Bugler Mr Carlisle told PA: “It was very important to do this little act of remembrance for the village and for the Hillsborough Fort Guard itself.

“It meant a lot to the villagers to feel they have a special memory to mark the day with.”

Mr Carlisle also sounded the bugle when the proclamation ceremony was held at Hillsborough Castle last Sunday.

Speaking of the death of the Queen, he said: “It is one of these things you always know is going to happen, there are preparations in place for it.

“But when it does happen it is very surreal.

“The Hillsborough Fort Guard has played its part, there have been a few long nights and long days but we are very pleased to have marked the very sad occasion.”

The main focus of visitors to Hillsborough has been the gates of the castle where tens of thousands came on Sunday to lay flowers.

On Monday, the number of visitors was substantially reduced with just a small number filing past.

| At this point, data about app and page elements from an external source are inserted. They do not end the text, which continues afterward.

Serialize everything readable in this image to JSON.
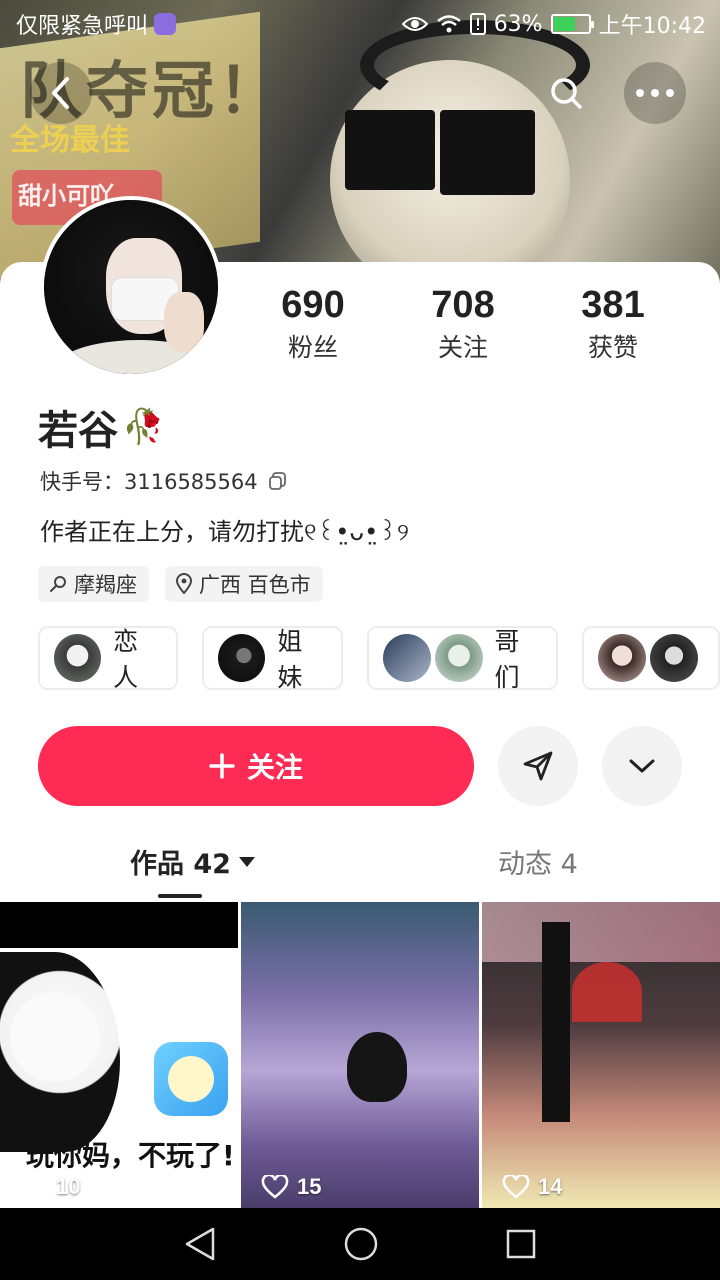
{
  "status_bar": {
    "carrier": "仅限紧急呼叫",
    "battery": "63%",
    "time": "上午10:42"
  },
  "banner": {
    "text_top": "队夺冠！",
    "text_mid": "全场最佳",
    "text_low": "甜小可吖"
  },
  "profile": {
    "name": "若谷",
    "name_emoji": "🥀",
    "id_label": "快手号：",
    "id_value": "3116585564",
    "bio": "作者正在上分，请勿打扰୧꒰•̤ᴗ•̤꒱୨",
    "tags": [
      {
        "icon": "search-tag-icon",
        "text": "摩羯座"
      },
      {
        "icon": "location-icon",
        "text": "广西 百色市"
      }
    ]
  },
  "stats": [
    {
      "value": "690",
      "label": "粉丝"
    },
    {
      "value": "708",
      "label": "关注"
    },
    {
      "value": "381",
      "label": "获赞"
    }
  ],
  "relations": [
    {
      "label": "恋人"
    },
    {
      "label": "姐妹"
    },
    {
      "label": "哥们"
    },
    {
      "label": ""
    }
  ],
  "actions": {
    "follow_label": "关注"
  },
  "tabs": {
    "works": "作品 42",
    "moments": "动态 4"
  },
  "videos": [
    {
      "likes": "10",
      "caption": "玩你妈，不玩了!"
    },
    {
      "likes": "15"
    },
    {
      "likes": "14"
    }
  ],
  "colors": {
    "accent": "#fe2c55",
    "text": "#222222"
  }
}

But the scale of the floral tributes, which has grown from a trickle in the hours after the death of the Queen to a sea of colourful flowers by the day of her funeral, seemed to be a fitting legacy to the part this small Co Down village had played in remembering the UK’s longest-serving monarch.